__What is being asked__.
Check every line of the material below for the string "name". State how many lines have it.
── Given records
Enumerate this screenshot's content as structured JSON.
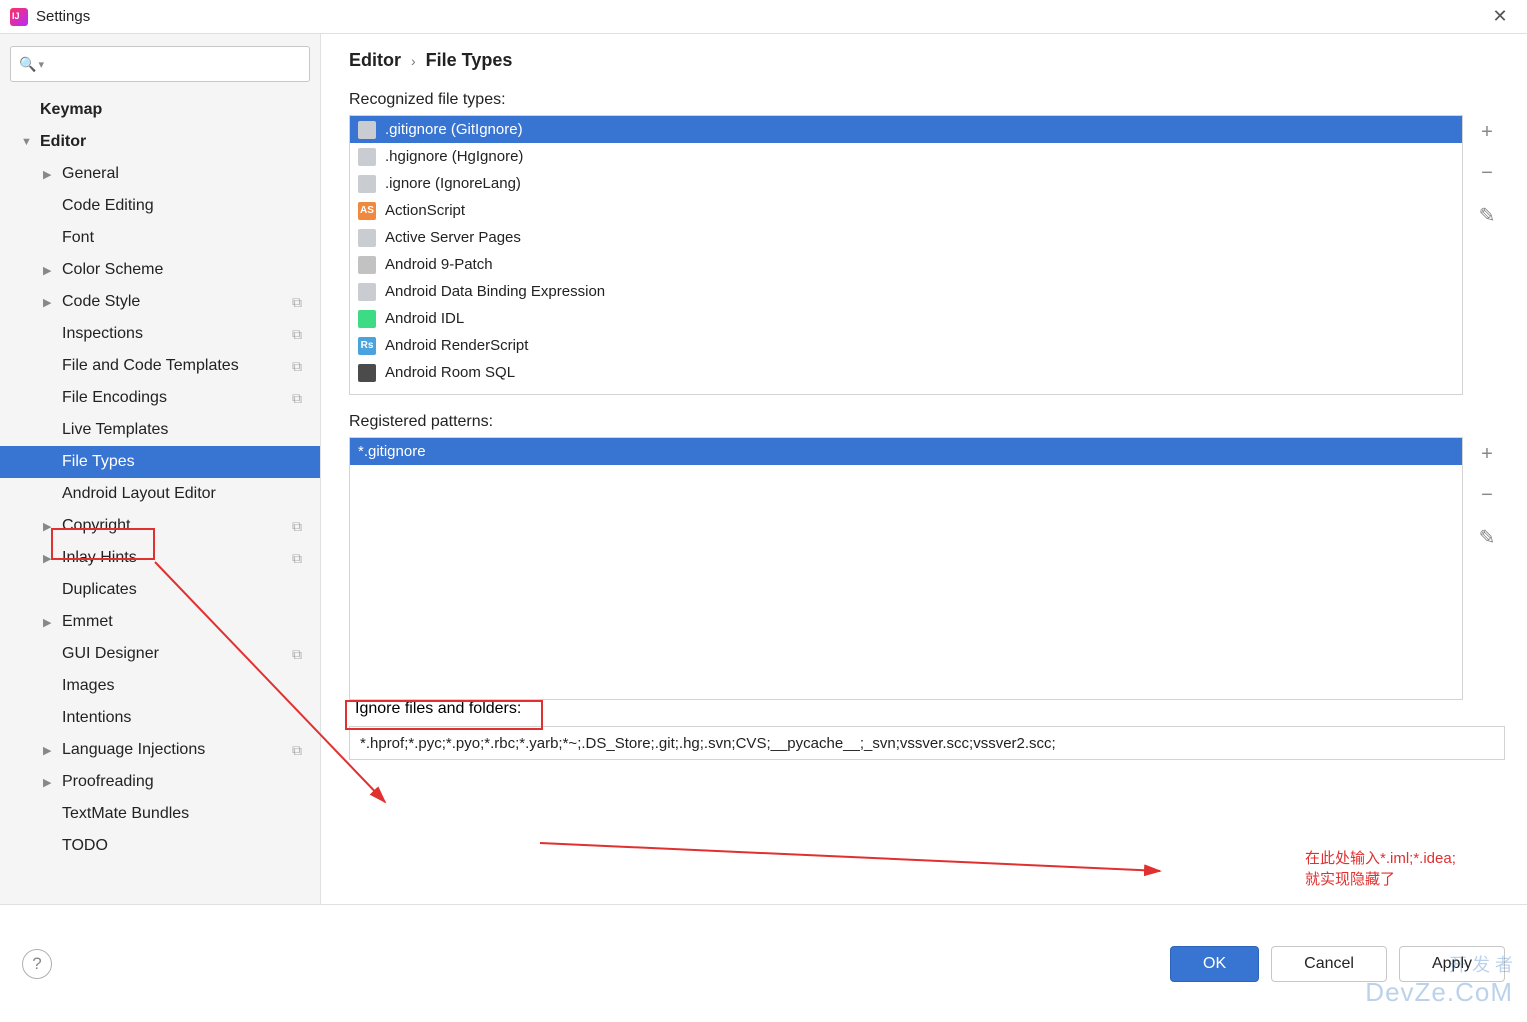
{
  "window": {
    "title": "Settings",
    "close": "✕"
  },
  "sidebar": {
    "search_placeholder": "",
    "items": [
      {
        "label": "Keymap",
        "bold": true,
        "lvl": 0
      },
      {
        "label": "Editor",
        "bold": true,
        "lvl": 0,
        "arrow": "▼"
      },
      {
        "label": "General",
        "lvl": 1,
        "arrow": "▶"
      },
      {
        "label": "Code Editing",
        "lvl": 1
      },
      {
        "label": "Font",
        "lvl": 1
      },
      {
        "label": "Color Scheme",
        "lvl": 1,
        "arrow": "▶"
      },
      {
        "label": "Code Style",
        "lvl": 1,
        "arrow": "▶",
        "copy": true
      },
      {
        "label": "Inspections",
        "lvl": 1,
        "copy": true
      },
      {
        "label": "File and Code Templates",
        "lvl": 1,
        "copy": true
      },
      {
        "label": "File Encodings",
        "lvl": 1,
        "copy": true
      },
      {
        "label": "Live Templates",
        "lvl": 1
      },
      {
        "label": "File Types",
        "lvl": 1,
        "selected": true
      },
      {
        "label": "Android Layout Editor",
        "lvl": 1
      },
      {
        "label": "Copyright",
        "lvl": 1,
        "arrow": "▶",
        "copy": true
      },
      {
        "label": "Inlay Hints",
        "lvl": 1,
        "arrow": "▶",
        "copy": true
      },
      {
        "label": "Duplicates",
        "lvl": 1
      },
      {
        "label": "Emmet",
        "lvl": 1,
        "arrow": "▶"
      },
      {
        "label": "GUI Designer",
        "lvl": 1,
        "copy": true
      },
      {
        "label": "Images",
        "lvl": 1
      },
      {
        "label": "Intentions",
        "lvl": 1
      },
      {
        "label": "Language Injections",
        "lvl": 1,
        "arrow": "▶",
        "copy": true
      },
      {
        "label": "Proofreading",
        "lvl": 1,
        "arrow": "▶"
      },
      {
        "label": "TextMate Bundles",
        "lvl": 1
      },
      {
        "label": "TODO",
        "lvl": 1
      }
    ]
  },
  "breadcrumb": {
    "root": "Editor",
    "sep": "›",
    "leaf": "File Types"
  },
  "filetypes": {
    "label": "Recognized file types:",
    "items": [
      {
        "name": ".gitignore (GitIgnore)",
        "ic": "ic-gray",
        "selected": true
      },
      {
        "name": ".hgignore (HgIgnore)",
        "ic": "ic-gray"
      },
      {
        "name": ".ignore (IgnoreLang)",
        "ic": "ic-gray"
      },
      {
        "name": "ActionScript",
        "ic": "ic-orange",
        "txt": "AS"
      },
      {
        "name": "Active Server Pages",
        "ic": "ic-gray"
      },
      {
        "name": "Android 9-Patch",
        "ic": "ic-folder"
      },
      {
        "name": "Android Data Binding Expression",
        "ic": "ic-gray"
      },
      {
        "name": "Android IDL",
        "ic": "ic-green"
      },
      {
        "name": "Android RenderScript",
        "ic": "ic-blue",
        "txt": "Rs"
      },
      {
        "name": "Android Room SQL",
        "ic": "ic-dark"
      }
    ]
  },
  "patterns": {
    "label": "Registered patterns:",
    "items": [
      {
        "name": "*.gitignore",
        "selected": true
      }
    ]
  },
  "ignore": {
    "label": "Ignore files and folders:",
    "value": "*.hprof;*.pyc;*.pyo;*.rbc;*.yarb;*~;.DS_Store;.git;.hg;.svn;CVS;__pycache__;_svn;vssver.scc;vssver2.scc;"
  },
  "annotation": {
    "line1": "在此处输入*.iml;*.idea;",
    "line2": "就实现隐藏了"
  },
  "watermark": {
    "line1": "开 发 者",
    "line2": "DevZe.CoM"
  },
  "buttons": {
    "help": "?",
    "ok": "OK",
    "cancel": "Cancel",
    "apply": "Apply"
  },
  "tools": {
    "add": "+",
    "remove": "−",
    "edit": "✎"
  }
}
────
__Answer for this exercise__.
11